I knew her first as that white-haired woman who sat in the front row at Beyond Baroque’s poetry readings. She did not sit there knitting like Madame DeFarge. She rocked back and forth, gently, in time to the rhythms of the poems. At other times, in the Wednesday night poetry workshop, she would comment on the poems read, and her comments were honest and ultimately supportive.
I learned that her name was Frances Dean Smith. Later on, she would adopt the name FrancEyE, a poetic pun on her “frank” nature. We became friends. I also got to know Marina, her daughter by the often controversial poet Charles Bukowski.
Frances Dean Smith was born in San Rafael, California in 1922. Her family moved around a lot during her childhood-Los Angeles, Maine, Brooklyn, Massachusetts, as described in her recent book of prose poems, Grandma Stories.

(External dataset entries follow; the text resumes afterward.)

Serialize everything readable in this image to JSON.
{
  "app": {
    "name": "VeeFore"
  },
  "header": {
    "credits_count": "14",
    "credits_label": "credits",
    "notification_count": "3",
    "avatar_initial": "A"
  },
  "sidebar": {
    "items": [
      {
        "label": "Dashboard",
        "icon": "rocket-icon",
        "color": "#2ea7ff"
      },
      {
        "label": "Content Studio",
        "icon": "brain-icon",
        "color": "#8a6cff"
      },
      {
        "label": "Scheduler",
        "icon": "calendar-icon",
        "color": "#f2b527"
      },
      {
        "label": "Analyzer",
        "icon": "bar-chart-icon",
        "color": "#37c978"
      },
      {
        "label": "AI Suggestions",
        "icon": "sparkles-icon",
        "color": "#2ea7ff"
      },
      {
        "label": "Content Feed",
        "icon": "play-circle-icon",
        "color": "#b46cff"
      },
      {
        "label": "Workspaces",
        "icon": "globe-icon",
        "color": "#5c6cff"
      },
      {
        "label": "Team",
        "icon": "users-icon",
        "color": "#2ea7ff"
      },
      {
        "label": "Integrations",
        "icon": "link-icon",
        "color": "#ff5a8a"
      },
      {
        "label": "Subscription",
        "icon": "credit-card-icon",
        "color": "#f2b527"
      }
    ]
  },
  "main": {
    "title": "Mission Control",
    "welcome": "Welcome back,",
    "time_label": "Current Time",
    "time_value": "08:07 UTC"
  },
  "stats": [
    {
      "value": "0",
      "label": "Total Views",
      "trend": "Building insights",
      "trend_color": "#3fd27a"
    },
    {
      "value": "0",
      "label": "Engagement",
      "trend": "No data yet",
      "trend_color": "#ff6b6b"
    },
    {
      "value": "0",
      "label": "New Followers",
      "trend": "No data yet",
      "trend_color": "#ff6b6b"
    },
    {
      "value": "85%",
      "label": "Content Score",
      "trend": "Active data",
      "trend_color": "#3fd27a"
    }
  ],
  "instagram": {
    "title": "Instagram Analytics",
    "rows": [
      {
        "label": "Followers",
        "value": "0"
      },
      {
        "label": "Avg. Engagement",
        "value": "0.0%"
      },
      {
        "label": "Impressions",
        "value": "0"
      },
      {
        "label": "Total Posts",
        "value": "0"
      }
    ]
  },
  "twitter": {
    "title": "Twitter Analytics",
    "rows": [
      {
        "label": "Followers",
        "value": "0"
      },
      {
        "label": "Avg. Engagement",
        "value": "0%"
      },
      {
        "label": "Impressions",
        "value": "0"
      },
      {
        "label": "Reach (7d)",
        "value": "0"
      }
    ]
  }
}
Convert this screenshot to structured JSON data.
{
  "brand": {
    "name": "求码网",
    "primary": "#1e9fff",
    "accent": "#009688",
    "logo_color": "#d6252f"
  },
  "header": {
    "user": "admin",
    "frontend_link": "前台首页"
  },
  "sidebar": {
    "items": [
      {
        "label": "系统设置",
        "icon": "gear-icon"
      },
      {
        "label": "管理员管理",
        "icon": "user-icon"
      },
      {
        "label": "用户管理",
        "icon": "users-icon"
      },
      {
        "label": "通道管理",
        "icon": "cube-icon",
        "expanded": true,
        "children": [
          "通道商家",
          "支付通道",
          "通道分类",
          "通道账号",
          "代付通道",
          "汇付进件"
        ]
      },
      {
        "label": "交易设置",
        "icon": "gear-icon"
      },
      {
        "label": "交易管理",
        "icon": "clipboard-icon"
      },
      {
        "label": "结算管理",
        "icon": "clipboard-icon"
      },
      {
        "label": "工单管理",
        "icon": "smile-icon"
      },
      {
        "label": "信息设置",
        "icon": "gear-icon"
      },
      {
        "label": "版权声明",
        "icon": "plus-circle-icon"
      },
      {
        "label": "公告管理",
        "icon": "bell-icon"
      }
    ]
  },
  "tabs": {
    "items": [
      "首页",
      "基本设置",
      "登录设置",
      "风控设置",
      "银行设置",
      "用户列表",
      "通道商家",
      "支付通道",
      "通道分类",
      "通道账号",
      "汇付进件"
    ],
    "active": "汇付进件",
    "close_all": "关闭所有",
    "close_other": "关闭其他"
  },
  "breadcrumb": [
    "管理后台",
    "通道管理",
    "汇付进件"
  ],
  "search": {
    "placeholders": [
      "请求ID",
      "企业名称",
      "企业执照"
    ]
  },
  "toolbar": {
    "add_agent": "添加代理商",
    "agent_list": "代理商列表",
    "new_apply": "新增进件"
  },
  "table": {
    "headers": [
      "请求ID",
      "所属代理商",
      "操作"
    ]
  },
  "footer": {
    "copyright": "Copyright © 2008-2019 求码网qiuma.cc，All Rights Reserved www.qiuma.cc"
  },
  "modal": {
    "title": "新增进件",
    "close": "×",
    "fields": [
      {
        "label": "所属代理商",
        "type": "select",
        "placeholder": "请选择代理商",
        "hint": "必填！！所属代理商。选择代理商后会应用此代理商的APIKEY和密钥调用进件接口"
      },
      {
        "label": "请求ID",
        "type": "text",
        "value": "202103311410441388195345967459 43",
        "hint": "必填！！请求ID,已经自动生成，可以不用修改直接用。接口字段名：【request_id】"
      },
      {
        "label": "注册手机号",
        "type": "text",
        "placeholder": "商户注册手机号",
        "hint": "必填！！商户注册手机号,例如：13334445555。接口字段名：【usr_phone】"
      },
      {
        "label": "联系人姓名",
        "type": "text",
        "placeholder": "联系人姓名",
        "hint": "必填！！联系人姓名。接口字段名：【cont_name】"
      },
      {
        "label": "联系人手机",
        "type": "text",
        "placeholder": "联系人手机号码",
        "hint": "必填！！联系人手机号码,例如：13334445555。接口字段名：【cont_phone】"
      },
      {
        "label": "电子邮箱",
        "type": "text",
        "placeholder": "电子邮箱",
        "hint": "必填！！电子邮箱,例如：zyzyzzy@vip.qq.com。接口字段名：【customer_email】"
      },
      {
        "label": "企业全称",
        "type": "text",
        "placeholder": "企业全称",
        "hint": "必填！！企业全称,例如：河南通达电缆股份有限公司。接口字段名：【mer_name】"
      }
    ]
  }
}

She grew up and studied poetry at Smith College, served in the WACs during World War II, and was published in a few magazines, including Scholastic and The Saturday Review of Literature. In the 1960s, she came to Los Angeles, and after her brief affair with Bukowski, and the birth of Marina, she began attending a workshop at a Hollywood coffeehouse called The Bridge. Here her friendship with poets Joseph Hansen and John Harris would lead to the creation of a new poetry workshop at Beyond Baroque in Venice, where FrancEyE became a mentor to many poets.
Her work was published in various small journals and underwent a change, as she became more open about her experiences. Yet she had to wait until the 1990s for her work to appear in book form. In 1996, Sacred Beverage Press published a collection called Snaggletooth In Ocean Park (FrancEyE lived in Ocean Park up until two years before her death). Her publications also included the 2004 chapbook Amber Spider, Grandma Stories (2008), and her newest book, Call.
Everyone in the LA poetry community has known FrancEyE or known of her. She has probably influenced far more poets than she ever realized. Although she was often jokingly referred to as “the bearded witch of Ocean Park,” she was a compassionate activist for progressive causes. She frequently spoke at City Council meetings, and in 2004, was a recipient of the Church in Ocean Park’s Communitas Award for community activism.
In 2007, she moved to the San Francisco Bay area to be nearer to her daughter and returned occasionally for visits. Her health failed but we heard that she kept writing as much as she could. A week ago, she broke her hip, but refused surgery. That was like her, I thought. She acted upon her own idea of when it was the right time to leave.
But FrancEyE will never leave us, not as long as we have her legacy of humor, candor, and faith in the written and spoken word.
A memorial service for FrancEye will be held at 1pm, June 21 at the church in Ocean Park, 235 Hill Street.